I was possibly inspired to run away because they put this sweater on me, but I can’t prove it.
I had one of those annoyingly cheerful childhoods, for the most part. We weren’t particularly poor or rich, and my brother and I were allowed to wallow in our imaginations as much as we liked. We were fed and clothed and had a lot of toys, with efforts at giving us a spiritual background that were just half-assed enough for us to shrug them off. I’m not saying my childhood was perfect—there was, I think, a normal portion of trauma, body horror, and emotional ruination (my people are Catholic, after all). But in general I had a great time building immensely complicated things with Legos, playing Pac Man, and eating elbow macaroni in meat sauce, a dish my Mother called Slumgolian.
So, being generally a very happy child up until the usual age when happiness becomes impossible (around 12), I naturally had to try and manufacture my own drama. Why should all the children of divorce get all the sympathy?
Attempt One: Hiding
Children are as a class of citizen pretty convinced that they are taken for granted. We figure out early on that we were brought into this world (purchased, most likely, probably from a catalog called TINY SERVANTS) solely to perform chores and other grunt work for our lazy parents. What about our needs? Those televisions aren’t going to watch themselves, after all.

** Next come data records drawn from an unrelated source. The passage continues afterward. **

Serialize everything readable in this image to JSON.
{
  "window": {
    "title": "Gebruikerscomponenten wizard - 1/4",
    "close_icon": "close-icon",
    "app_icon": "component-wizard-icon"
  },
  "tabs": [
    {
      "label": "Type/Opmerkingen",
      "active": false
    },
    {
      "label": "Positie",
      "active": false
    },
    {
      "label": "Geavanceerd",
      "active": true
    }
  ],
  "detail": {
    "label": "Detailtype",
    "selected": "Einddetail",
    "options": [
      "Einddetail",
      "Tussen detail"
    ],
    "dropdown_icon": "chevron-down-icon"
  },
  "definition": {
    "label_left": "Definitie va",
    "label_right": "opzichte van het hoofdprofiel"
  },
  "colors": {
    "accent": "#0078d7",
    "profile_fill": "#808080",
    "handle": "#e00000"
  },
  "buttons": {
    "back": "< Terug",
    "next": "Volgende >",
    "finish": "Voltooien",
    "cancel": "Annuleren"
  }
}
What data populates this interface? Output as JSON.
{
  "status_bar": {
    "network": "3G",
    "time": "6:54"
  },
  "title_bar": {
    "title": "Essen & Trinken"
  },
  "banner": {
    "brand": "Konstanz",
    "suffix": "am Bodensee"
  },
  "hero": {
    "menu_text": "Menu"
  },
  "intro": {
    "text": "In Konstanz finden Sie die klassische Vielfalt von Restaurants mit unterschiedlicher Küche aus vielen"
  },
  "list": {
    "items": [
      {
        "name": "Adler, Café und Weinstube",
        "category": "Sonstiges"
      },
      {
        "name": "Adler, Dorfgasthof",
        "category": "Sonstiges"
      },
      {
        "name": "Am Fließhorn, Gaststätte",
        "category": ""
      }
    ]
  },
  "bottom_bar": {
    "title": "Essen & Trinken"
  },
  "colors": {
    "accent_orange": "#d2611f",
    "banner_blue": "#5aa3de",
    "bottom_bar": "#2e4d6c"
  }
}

So at some point every single child in the universe hatches a simple plan: I will disappear, and when my parents realize I am missing there will be much sadness and tearing of clothing and regret. Or possibly a revelation that they aren’t human at all, but rather disgusting slitherbeasts from another dimension, which would explain a lot.
So, feeling unappreciated one day, I hid.
My master plan was not very masterful. I hid in my parents’ bedroom closet, for one, and they could probably hear my pudgy breathing in there. For two, I brought no provisions or entertainments. This made the hour or so I crouched in there seem much longer than it actually was, which in turn made the lack of reaction from the house more alarming and infuriating. I mean, I was missing. What the fuck were my parents doing?
Of course what they were doing was being completely unaware of my absence. I eventually gave up and sulked back into society, most probably because I needed a snack.
Attempt Two: The Runaway
Some times after the closet debacle, I hit on an improvement to my plan to inspire my parents to, you know, regret treating me like I was some sort of insufferable little prick of a child. I would run away, which had the extra dimension of actual absence I thought would push this plan over the top. I would go on an adventure, and when the police brought me home a few days later my parents would have learned a serious lesson.
Looking back, it’s obvious that lesson would have been send this kid to military school immediately, but at the time I had high hopes for a later bedtime and a higher cookie ration. Yes, my childhood was terrible.
Anyways, I walked out of the house to embark on my bold plan, then realized something I’d failed to take into consideration: I was not allowed to cross the streets alone. In order to officially run away, I would have to actually cross the street. The only time I’d crossed the streets was when playing stickball with the older kids in the neighborhood, who prized me for my speed (hard to believe in my current state of dotage, but true in 1979), and I always dreaded hitting a double and being stuck on second base, in full view of my back door, where Mom could emerge at any time to call me home for some reason.
The difference was, sitting on second waiting to be batted in was a temporary scenario. Running away was a commitment to disobedience I was, ironically, unprepared to make. Which didn’t stop me from running away. It just meant I ran around the block.
I don’t quite remember how long I remained out there, suffering, without food or shelter. Possibly an hour. Possibly and hour and a half. What became clear to me was that if I was going to elicit the dumbfounded sorrow of my parents over their treatment of their youngest son, I was going to have to find a new approach. One that kept me in potato chips, video games, and socks fresh from the dryer.
Looking back, it’s easy to see how my lifelong dislike of things like effort and planning have shaped my entire life. But things are easier today, of course, because if I’d had Facebook back in The Day, I could have simply informed everyone that I’d run away, and achieved everything I wanted without leaving my room. Truly, we are living in the future.